It seems to be a good, if unlikely, combination. The soaring vocals of emo (and by gum, Ed Mcfarlane of FF has some blistering vocal chords, as anyone who has seen them live will attest) over bleeps, swathes and beats. This Machine is Off’s machines are on, and Jake Roche provides suitably dramatic vocals to ride over the barage of sound that they make. Fewer steps away from the emo sound than FF (no samba calypso here!) TMIO press a lot of the right buttons. I suppose it’s inevitable, when you press that many.

The thing is, I admit, I grew up a bit of an emo-kid. This was before anyone what one was of course, and when I say emo I mean early Jimmy Eat World, New End Original, Mineral, Sunny Day Real Estate, pretty much any band on Deep Elm… And now I’ve (thankfully) lightened up a bit. So emo that you can dance too? It was never going to go too far wrong for me.

If I had a complaint, it would purely be that the songs are a little sincere. Like many emo vocalists Jake sounds like an angrier Robert Smith trying to conjure the darkness of Ian Curtis. A contemporary comparison would be the vocals in White Lies. Which is all very well, nothing wrong with a bit of melodrama, but lyrics like ‘erase our programs’ sung wrought with all the emotion of the last human of the robot apocalypse, sound incongruous enough over an upbeat track to end up sounding a touch too much.

That said, you can still dance to it. In fact, you can’t NOT dance to it.


PS: I saw TMIO playing before a Hot Chip DJ set, the real reason I was at the Jamm on Friday.
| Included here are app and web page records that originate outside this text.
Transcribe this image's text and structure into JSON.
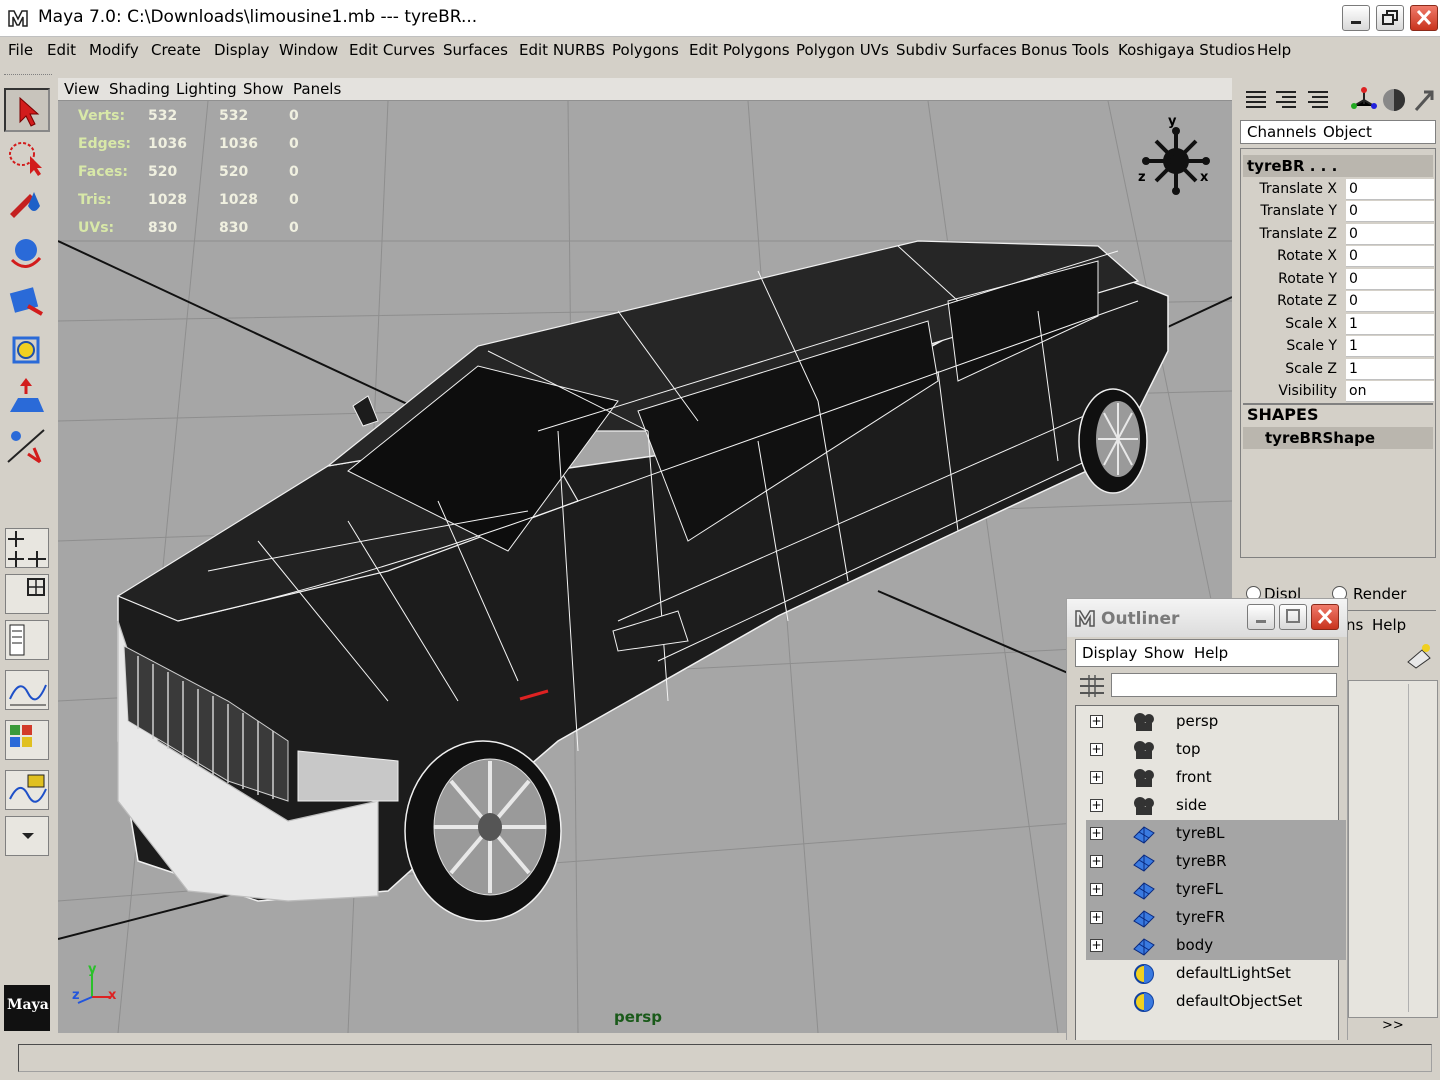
{
  "window": {
    "title": "Maya 7.0: C:\\Downloads\\limousine1.mb   ---   tyreBR...",
    "colors": {
      "viewport_bg": "#a6a6a6",
      "selected_bg": "#a5a5a5",
      "hud_text": "#f0f0e0"
    }
  },
  "menubar": {
    "items": [
      "File",
      "Edit",
      "Modify",
      "Create",
      "Display",
      "Window",
      "Edit Curves",
      "Surfaces",
      "Edit NURBS",
      "Polygons",
      "Edit Polygons",
      "Polygon UVs",
      "Subdiv Surfaces",
      "Bonus Tools",
      "Koshigaya Studios",
      "Help"
    ]
  },
  "toolbox": {
    "tools": [
      "select-tool-icon",
      "lasso-tool-icon",
      "paint-tool-icon",
      "move-tool-icon",
      "rotate-tool-icon",
      "scale-tool-icon",
      "universal-manip-icon",
      "show-manip-icon"
    ],
    "logo": "Maya"
  },
  "viewport": {
    "panel_menu": [
      "View",
      "Shading",
      "Lighting",
      "Show",
      "Panels"
    ],
    "camera_label": "persp",
    "hud": [
      {
        "label": "Verts:",
        "v1": "532",
        "v2": "532",
        "v3": "0"
      },
      {
        "label": "Edges:",
        "v1": "1036",
        "v2": "1036",
        "v3": "0"
      },
      {
        "label": "Faces:",
        "v1": "520",
        "v2": "520",
        "v3": "0"
      },
      {
        "label": "Tris:",
        "v1": "1028",
        "v2": "1028",
        "v3": "0"
      },
      {
        "label": "UVs:",
        "v1": "830",
        "v2": "830",
        "v3": "0"
      }
    ],
    "view_cube": {
      "y": "y",
      "x": "x",
      "z": "z"
    },
    "axis": {
      "y": "y",
      "x": "x",
      "z": "z"
    }
  },
  "channelbox": {
    "tabs": [
      "Channels",
      "Object"
    ],
    "object_name": "tyreBR . . .",
    "channels": [
      {
        "label": "Translate X",
        "value": "0"
      },
      {
        "label": "Translate Y",
        "value": "0"
      },
      {
        "label": "Translate Z",
        "value": "0"
      },
      {
        "label": "Rotate X",
        "value": "0"
      },
      {
        "label": "Rotate Y",
        "value": "0"
      },
      {
        "label": "Rotate Z",
        "value": "0"
      },
      {
        "label": "Scale X",
        "value": "1"
      },
      {
        "label": "Scale Y",
        "value": "1"
      },
      {
        "label": "Scale Z",
        "value": "1"
      },
      {
        "label": "Visibility",
        "value": "on"
      }
    ],
    "shapes_header": "SHAPES",
    "shape_name": "tyreBRShape",
    "layer_tabs": {
      "display": "Displ",
      "render": "Render"
    },
    "layer_menu": {
      "options": "ns",
      "help": "Help"
    },
    "scroll_label": ">>"
  },
  "outliner": {
    "title": "Outliner",
    "menu": [
      "Display",
      "Show",
      "Help"
    ],
    "search_value": "",
    "items": [
      {
        "name": "persp",
        "icon": "camera-icon",
        "expandable": true,
        "selected": false
      },
      {
        "name": "top",
        "icon": "camera-icon",
        "expandable": true,
        "selected": false
      },
      {
        "name": "front",
        "icon": "camera-icon",
        "expandable": true,
        "selected": false
      },
      {
        "name": "side",
        "icon": "camera-icon",
        "expandable": true,
        "selected": false
      },
      {
        "name": "tyreBL",
        "icon": "mesh-icon",
        "expandable": true,
        "selected": true
      },
      {
        "name": "tyreBR",
        "icon": "mesh-icon",
        "expandable": true,
        "selected": true
      },
      {
        "name": "tyreFL",
        "icon": "mesh-icon",
        "expandable": true,
        "selected": true
      },
      {
        "name": "tyreFR",
        "icon": "mesh-icon",
        "expandable": true,
        "selected": true
      },
      {
        "name": "body",
        "icon": "mesh-icon",
        "expandable": true,
        "selected": true
      },
      {
        "name": "defaultLightSet",
        "icon": "set-icon",
        "expandable": false,
        "selected": false
      },
      {
        "name": "defaultObjectSet",
        "icon": "set-icon",
        "expandable": false,
        "selected": false
      }
    ],
    "expand_glyph": "+"
  },
  "status": {
    "text": ""
  }
}
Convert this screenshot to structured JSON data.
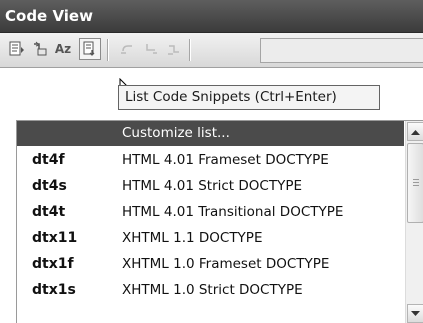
{
  "panel": {
    "title": "Code View"
  },
  "toolbar": {
    "buttons": [
      {
        "icon": "format-code-icon"
      },
      {
        "icon": "select-parent-tag-icon"
      },
      {
        "icon": "spelling-az-icon",
        "label": "Aᴢ"
      },
      {
        "icon": "list-snippets-icon"
      },
      {
        "icon": "undo-icon"
      },
      {
        "icon": "redo-icon"
      },
      {
        "icon": "comment-icon"
      }
    ]
  },
  "tooltip": {
    "text": "List Code Snippets (Ctrl+Enter)"
  },
  "snippets": {
    "customize_label": "Customize list...",
    "items": [
      {
        "key": "dt4f",
        "description": "HTML 4.01 Frameset DOCTYPE"
      },
      {
        "key": "dt4s",
        "description": "HTML 4.01 Strict DOCTYPE"
      },
      {
        "key": "dt4t",
        "description": "HTML 4.01 Transitional DOCTYPE"
      },
      {
        "key": "dtx11",
        "description": "XHTML 1.1 DOCTYPE"
      },
      {
        "key": "dtx1f",
        "description": "XHTML 1.0 Frameset DOCTYPE"
      },
      {
        "key": "dtx1s",
        "description": "XHTML 1.0 Strict DOCTYPE"
      }
    ]
  },
  "colors": {
    "title_bar": "#4a4a4a",
    "header_row": "#4b4b4b",
    "tooltip_bg": "#f4f4f4"
  }
}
Unfortunately, due to unforeseen beers, I can’t remember very much about the new material Hot Chip played except that it was ace.